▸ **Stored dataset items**

- - - - - - -

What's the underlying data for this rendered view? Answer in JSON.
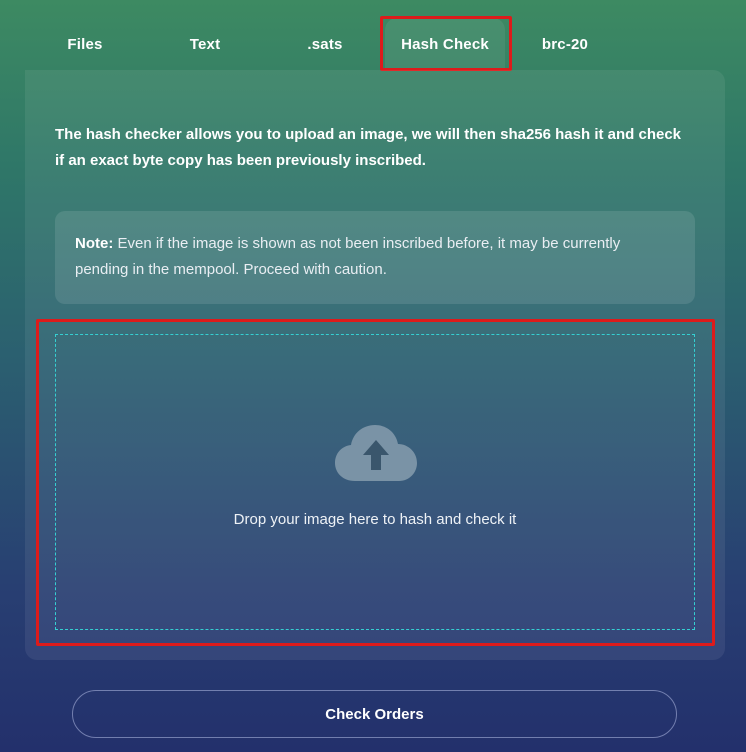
{
  "tabs": [
    {
      "label": "Files"
    },
    {
      "label": "Text"
    },
    {
      "label": ".sats"
    },
    {
      "label": "Hash Check",
      "active": true
    },
    {
      "label": "brc-20"
    }
  ],
  "panel": {
    "intro": "The hash checker allows you to upload an image, we will then sha256 hash it and check if an exact byte copy has been previously inscribed.",
    "note_label": "Note:",
    "note_text": " Even if the image is shown as not been inscribed before, it may be currently pending in the mempool. Proceed with caution."
  },
  "dropzone": {
    "text": "Drop your image here to hash and check it",
    "icon": "cloud-upload-icon"
  },
  "check_orders_label": "Check Orders",
  "colors": {
    "highlight": "#dd1b1b",
    "dropzone_border": "#35d0d2",
    "icon": "#7a93a6"
  }
}
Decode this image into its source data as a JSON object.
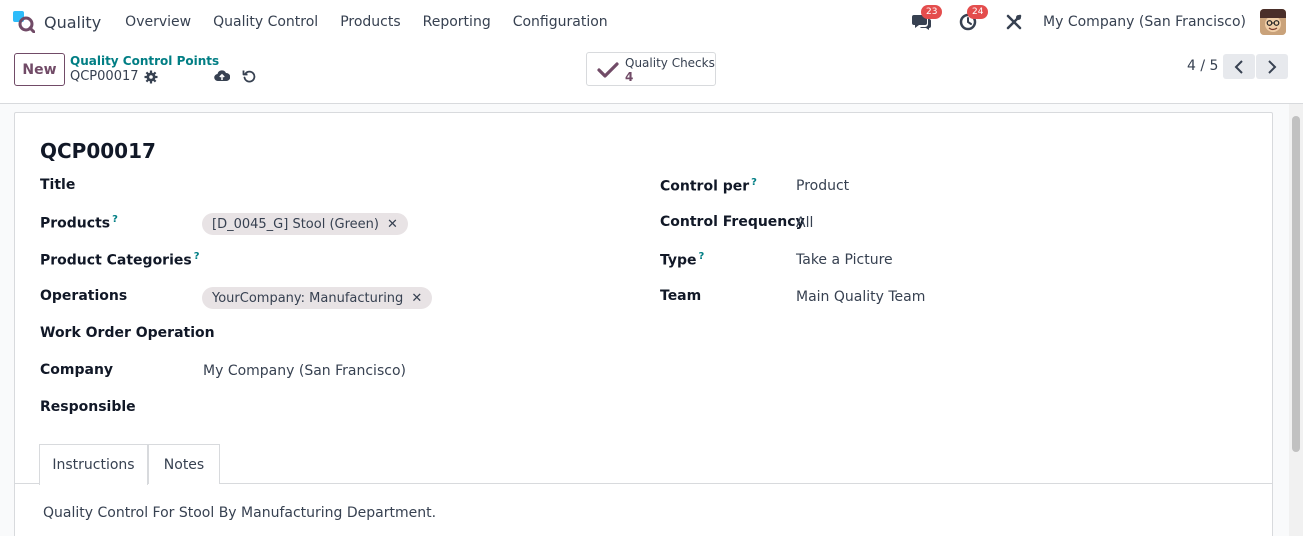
{
  "navbar": {
    "app_name": "Quality",
    "menu": [
      "Overview",
      "Quality Control",
      "Products",
      "Reporting",
      "Configuration"
    ],
    "messages_count": "23",
    "activities_count": "24",
    "company": "My Company (San Francisco)"
  },
  "control_panel": {
    "new_label": "New",
    "breadcrumb": "Quality Control Points",
    "record_name": "QCP00017",
    "smart_button": {
      "title": "Quality Checks",
      "value": "4"
    },
    "pager": "4 / 5"
  },
  "form": {
    "title": "QCP00017",
    "left": {
      "title_label": "Title",
      "products_label": "Products",
      "products_tag": "[D_0045_G] Stool (Green)",
      "product_categories_label": "Product Categories",
      "operations_label": "Operations",
      "operations_tag": "YourCompany: Manufacturing",
      "work_order_label": "Work Order Operation",
      "company_label": "Company",
      "company_value": "My Company (San Francisco)",
      "responsible_label": "Responsible"
    },
    "right": {
      "control_per_label": "Control per",
      "control_per_value": "Product",
      "control_frequency_label": "Control Frequency",
      "control_frequency_value": "All",
      "type_label": "Type",
      "type_value": "Take a Picture",
      "team_label": "Team",
      "team_value": "Main Quality Team"
    },
    "help_mark": "?",
    "tag_remove": "✕",
    "tabs": [
      "Instructions",
      "Notes"
    ],
    "instructions_text": "Quality Control For Stool By Manufacturing Department."
  },
  "colors": {
    "brand": "#714b67",
    "teal": "#017e84",
    "badge": "#e44d4d"
  }
}
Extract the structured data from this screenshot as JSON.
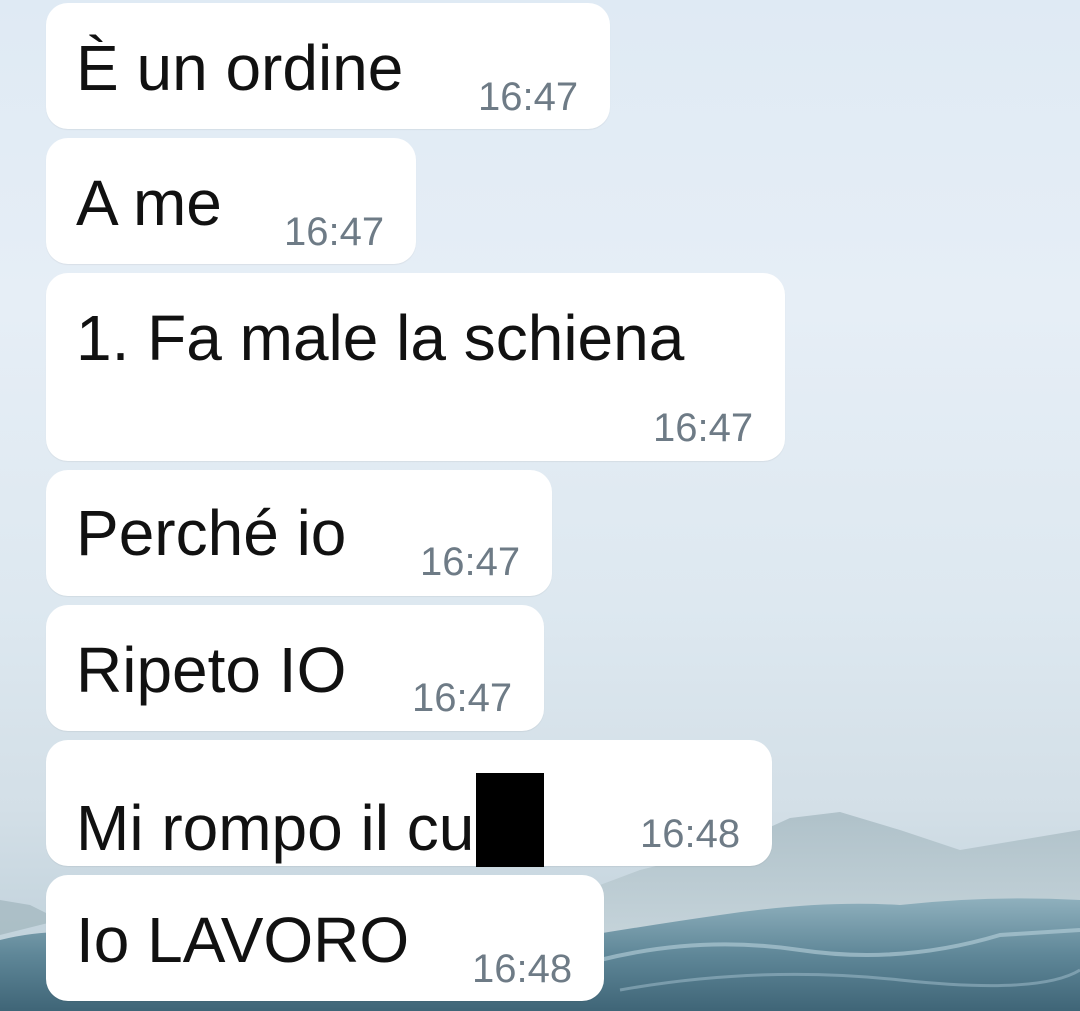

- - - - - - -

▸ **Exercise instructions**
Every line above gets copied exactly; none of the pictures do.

▸ **Output for this task**
What's the underlying data for this rendered view? Answer in JSON.
{
  "tabs": [
    {
      "label": "Files"
    },
    {
      "label": "Text"
    },
    {
      "label": ".sats"
    },
    {
      "label": "Hash Check",
      "active": true
    },
    {
      "label": "brc-20"
    }
  ],
  "panel": {
    "intro": "The hash checker allows you to upload an image, we will then sha256 hash it and check if an exact byte copy has been previously inscribed.",
    "note_label": "Note:",
    "note_text": " Even if the image is shown as not been inscribed before, it may be currently pending in the mempool. Proceed with caution."
  },
  "dropzone": {
    "text": "Drop your image here to hash and check it",
    "icon": "cloud-upload-icon"
  },
  "check_orders_label": "Check Orders",
  "colors": {
    "highlight": "#dd1b1b",
    "dropzone_border": "#35d0d2",
    "icon": "#7a93a6"
  }
}
Decode this image into its source data as a JSON object.
{
  "navbar": {
    "app_name": "Quality",
    "menu": [
      "Overview",
      "Quality Control",
      "Products",
      "Reporting",
      "Configuration"
    ],
    "messages_count": "23",
    "activities_count": "24",
    "company": "My Company (San Francisco)"
  },
  "control_panel": {
    "new_label": "New",
    "breadcrumb": "Quality Control Points",
    "record_name": "QCP00017",
    "smart_button": {
      "title": "Quality Checks",
      "value": "4"
    },
    "pager": "4 / 5"
  },
  "form": {
    "title": "QCP00017",
    "left": {
      "title_label": "Title",
      "products_label": "Products",
      "products_tag": "[D_0045_G] Stool (Green)",
      "product_categories_label": "Product Categories",
      "operations_label": "Operations",
      "operations_tag": "YourCompany: Manufacturing",
      "work_order_label": "Work Order Operation",
      "company_label": "Company",
      "company_value": "My Company (San Francisco)",
      "responsible_label": "Responsible"
    },
    "right": {
      "control_per_label": "Control per",
      "control_per_value": "Product",
      "control_frequency_label": "Control Frequency",
      "control_frequency_value": "All",
      "type_label": "Type",
      "type_value": "Take a Picture",
      "team_label": "Team",
      "team_value": "Main Quality Team"
    },
    "help_mark": "?",
    "tag_remove": "✕",
    "tabs": [
      "Instructions",
      "Notes"
    ],
    "instructions_text": "Quality Control For Stool By Manufacturing Department."
  },
  "colors": {
    "brand": "#714b67",
    "teal": "#017e84",
    "badge": "#e44d4d"
  }
}
Extract the structured data from this screenshot as JSON.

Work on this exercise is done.